University policies also affirm that students own the copyright to their own coursework. Please note that there may be exceptions to this for specific departments. Instructors can require students to submit assignments in particular formats, but the students continue to own their works unless the student signs a separate agreement. Students should be aware that posting the instructor’s content from your course to online course sharing sites like OneClass or Course Hero can be perceived as an academic integrity issue under Academic Integrity regulations.
The Dalhousie Libraries Copyright Office cannot provide legal advice and provides information related to copyright for educational information purposes only.
This resource was adapted for Dalhousie University from material prepared by the Copyright Office, University of Minnesota document Copyright Services, Rapidly shifting your course from in-person to online. Unless otherwise noted, all content on the Copyright Information section of this site is licensed under a Creative Commons Attribution-Non Commercial License.

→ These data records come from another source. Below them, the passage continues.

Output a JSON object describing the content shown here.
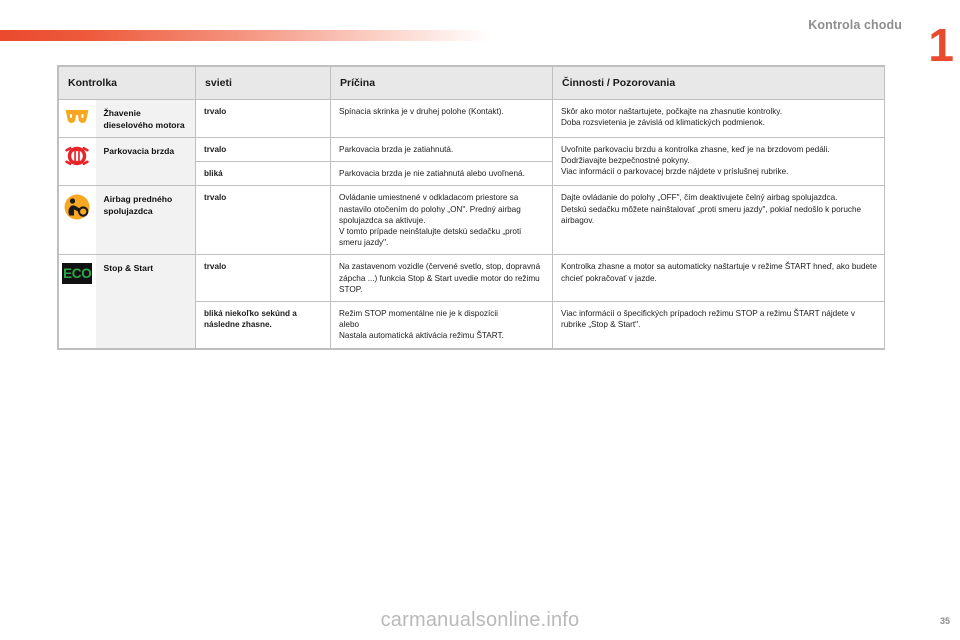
{
  "header": {
    "chapter_title": "Kontrola chodu",
    "chapter_number": "1"
  },
  "footer": {
    "watermark": "carmanualsonline.info",
    "page_number": "35"
  },
  "table": {
    "columns": [
      "Kontrolka",
      "svieti",
      "Príčina",
      "Činnosti / Pozorovania"
    ],
    "rows": [
      {
        "icon": "diesel-glow-plug-icon",
        "name": "Žhavenie dieselového motora",
        "states": [
          {
            "state": "trvalo",
            "cause": "Spínacia skrinka je v druhej polohe (Kontakt).",
            "action": "Skôr ako motor naštartujete, počkajte na zhasnutie kontrolky.\nDoba rozsvietenia je závislá od klimatických podmienok."
          }
        ]
      },
      {
        "icon": "parking-brake-icon",
        "name": "Parkovacia brzda",
        "states": [
          {
            "state": "trvalo",
            "cause": "Parkovacia brzda je zatiahnutá.",
            "action": "Uvoľnite parkovaciu brzdu a kontrolka zhasne, keď je na brzdovom pedáli.\nDodržiavajte bezpečnostné pokyny.\nViac informácií o parkovacej brzde nájdete v príslušnej rubrike."
          },
          {
            "state": "bliká",
            "cause": "Parkovacia brzda je nie zatiahnutá alebo uvoľnená.",
            "action": ""
          }
        ]
      },
      {
        "icon": "passenger-airbag-icon",
        "name": "Airbag predného spolujazdca",
        "states": [
          {
            "state": "trvalo",
            "cause": "Ovládanie umiestnené v odkladacom priestore sa nastavilo otočením do polohy „ON\". Predný airbag spolujazdca sa aktivuje.\nV tomto prípade neinštalujte detskú sedačku „proti smeru jazdy\".",
            "action": "Dajte ovládanie do polohy „OFF\", čím deaktivujete čelný airbag spolujazdca.\nDetskú sedačku môžete nainštalovať „proti smeru jazdy\", pokiaľ nedošlo k poruche airbagov."
          }
        ]
      },
      {
        "icon": "eco-stop-start-icon",
        "name": "Stop & Start",
        "states": [
          {
            "state": "trvalo",
            "cause": "Na zastavenom vozidle (červené svetlo, stop, dopravná zápcha ...) funkcia Stop & Start uvedie motor do režimu STOP.",
            "action": "Kontrolka zhasne a motor sa automaticky naštartuje v režime ŠTART hneď, ako budete chcieť pokračovať v jazde."
          },
          {
            "state": "bliká niekoľko sekúnd a následne zhasne.",
            "cause": "Režim STOP momentálne nie je k dispozícii\nalebo\nNastala automatická aktivácia režimu ŠTART.",
            "action": "Viac informácií o špecifických prípadoch režimu STOP a režimu ŠTART nájdete v rubrike „Stop & Start\"."
          }
        ]
      }
    ]
  }
}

We would like to acknowledge some contribution of adaptation language from University of Toronto Scholarly Communications & Copyright Office and Ryerson University Library.